The researchers found that the enzyme protein kinase G, which ramps up after a heart attack, influences CHIP (carboxyl terminus of Hsc70-interacting protein) to help move misfolded, damaged proteins to the proteasome, the “recycling plant” of the cell. Based on this finding, the researchers showed that CHIP—modified by protein kinase G or genetically changed to mimic this modification—has enhanced ability to clear the damaged proteins. Subsequently, they explain, this prevents progress to heart failure after an attack.
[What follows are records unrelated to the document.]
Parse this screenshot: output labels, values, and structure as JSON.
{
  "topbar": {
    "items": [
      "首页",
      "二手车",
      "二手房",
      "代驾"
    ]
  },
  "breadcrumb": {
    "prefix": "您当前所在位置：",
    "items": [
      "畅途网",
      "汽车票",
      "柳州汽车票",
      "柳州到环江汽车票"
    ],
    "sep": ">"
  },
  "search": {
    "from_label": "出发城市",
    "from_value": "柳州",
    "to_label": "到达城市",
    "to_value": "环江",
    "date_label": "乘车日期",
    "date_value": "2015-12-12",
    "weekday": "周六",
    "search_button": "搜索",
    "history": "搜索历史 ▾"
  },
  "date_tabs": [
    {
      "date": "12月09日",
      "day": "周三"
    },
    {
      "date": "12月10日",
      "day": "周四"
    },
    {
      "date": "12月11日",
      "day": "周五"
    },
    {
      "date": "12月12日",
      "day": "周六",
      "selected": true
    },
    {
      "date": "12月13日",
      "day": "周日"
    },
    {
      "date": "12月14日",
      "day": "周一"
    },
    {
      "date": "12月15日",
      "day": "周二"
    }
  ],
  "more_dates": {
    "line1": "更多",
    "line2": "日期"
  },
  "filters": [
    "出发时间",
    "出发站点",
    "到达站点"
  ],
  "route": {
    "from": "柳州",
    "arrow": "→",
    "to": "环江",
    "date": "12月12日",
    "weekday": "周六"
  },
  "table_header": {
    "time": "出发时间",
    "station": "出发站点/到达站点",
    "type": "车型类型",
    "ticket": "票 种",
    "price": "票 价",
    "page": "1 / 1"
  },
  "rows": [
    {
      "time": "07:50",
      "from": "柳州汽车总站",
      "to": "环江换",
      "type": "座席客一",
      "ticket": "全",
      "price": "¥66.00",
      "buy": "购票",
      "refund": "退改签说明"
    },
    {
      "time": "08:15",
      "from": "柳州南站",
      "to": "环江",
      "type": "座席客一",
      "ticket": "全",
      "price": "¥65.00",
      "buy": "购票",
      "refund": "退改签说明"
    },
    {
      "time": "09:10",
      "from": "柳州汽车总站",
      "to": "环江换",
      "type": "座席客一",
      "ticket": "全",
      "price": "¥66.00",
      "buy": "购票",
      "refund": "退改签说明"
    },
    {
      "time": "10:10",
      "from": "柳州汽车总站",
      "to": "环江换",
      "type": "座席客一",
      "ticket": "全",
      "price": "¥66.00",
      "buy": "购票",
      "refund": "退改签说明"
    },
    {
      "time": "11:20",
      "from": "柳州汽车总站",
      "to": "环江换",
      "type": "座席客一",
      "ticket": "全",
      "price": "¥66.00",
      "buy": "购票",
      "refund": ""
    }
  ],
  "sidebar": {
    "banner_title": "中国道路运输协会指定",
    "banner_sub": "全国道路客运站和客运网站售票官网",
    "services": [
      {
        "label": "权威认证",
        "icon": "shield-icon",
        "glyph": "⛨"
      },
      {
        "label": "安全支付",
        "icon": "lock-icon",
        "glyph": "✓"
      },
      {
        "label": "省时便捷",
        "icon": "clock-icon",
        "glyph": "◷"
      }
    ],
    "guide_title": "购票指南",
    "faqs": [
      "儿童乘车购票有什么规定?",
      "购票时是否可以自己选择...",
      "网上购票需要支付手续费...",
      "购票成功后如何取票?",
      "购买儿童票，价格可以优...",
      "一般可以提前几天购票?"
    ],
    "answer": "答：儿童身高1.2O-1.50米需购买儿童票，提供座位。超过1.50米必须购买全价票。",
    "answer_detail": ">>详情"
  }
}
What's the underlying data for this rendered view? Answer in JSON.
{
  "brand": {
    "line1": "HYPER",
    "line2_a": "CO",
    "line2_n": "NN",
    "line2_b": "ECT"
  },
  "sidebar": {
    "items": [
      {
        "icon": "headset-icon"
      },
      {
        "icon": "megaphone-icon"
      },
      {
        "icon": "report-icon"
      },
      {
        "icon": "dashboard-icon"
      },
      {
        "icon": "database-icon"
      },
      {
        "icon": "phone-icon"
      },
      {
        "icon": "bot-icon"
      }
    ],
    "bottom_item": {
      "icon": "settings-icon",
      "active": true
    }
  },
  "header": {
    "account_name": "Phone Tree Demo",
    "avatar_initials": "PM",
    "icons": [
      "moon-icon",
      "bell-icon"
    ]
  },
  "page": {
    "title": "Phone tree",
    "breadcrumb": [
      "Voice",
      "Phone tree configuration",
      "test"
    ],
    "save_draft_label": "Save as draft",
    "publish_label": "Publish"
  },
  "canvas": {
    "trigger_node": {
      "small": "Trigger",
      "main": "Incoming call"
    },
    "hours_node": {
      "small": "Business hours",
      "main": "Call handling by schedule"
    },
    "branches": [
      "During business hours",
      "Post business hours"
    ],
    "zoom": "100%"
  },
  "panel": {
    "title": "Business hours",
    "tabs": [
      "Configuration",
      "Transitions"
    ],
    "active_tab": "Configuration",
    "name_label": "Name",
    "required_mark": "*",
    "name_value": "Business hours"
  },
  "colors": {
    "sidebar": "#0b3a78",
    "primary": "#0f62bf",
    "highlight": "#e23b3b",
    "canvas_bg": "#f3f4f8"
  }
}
The discovery came when lead author, Mark Ranek, Ph.D., assistant professor of medicine at the Johns Hopkins University School of Medicine, studied mice genetically engineered to block protein kinase G from being turned on after a heart attack. He noticed that CHIP protein levels were much lower than normal, and misfolded/damaged proteins accumulated in greater number in the mouse hearts. This meant that CHIP was a key factor in clearing the damaged proteins. Further supporting the connection was the fact that blocking protein kinase G weakened CHIP’s function, while turning on the kinase or using mutations to mimic that it was protective.

“Because CHIP is so small and easy to work with, we think that it will be possible to develop its genetic mutation form into a gene therapy that could be used to treat not only heart disease, but also diseases like Parkinson’s or Alzheimer’s that also result from the buildup of misfolded proteins, but in this case in the brain,” says David Kass, M.D., the Abraham and Virginia Weiss Professor of Cardiology at the Johns Hopkins University School of Medicine.

Kass and his team have applied for a patent related to the development of such a therapy.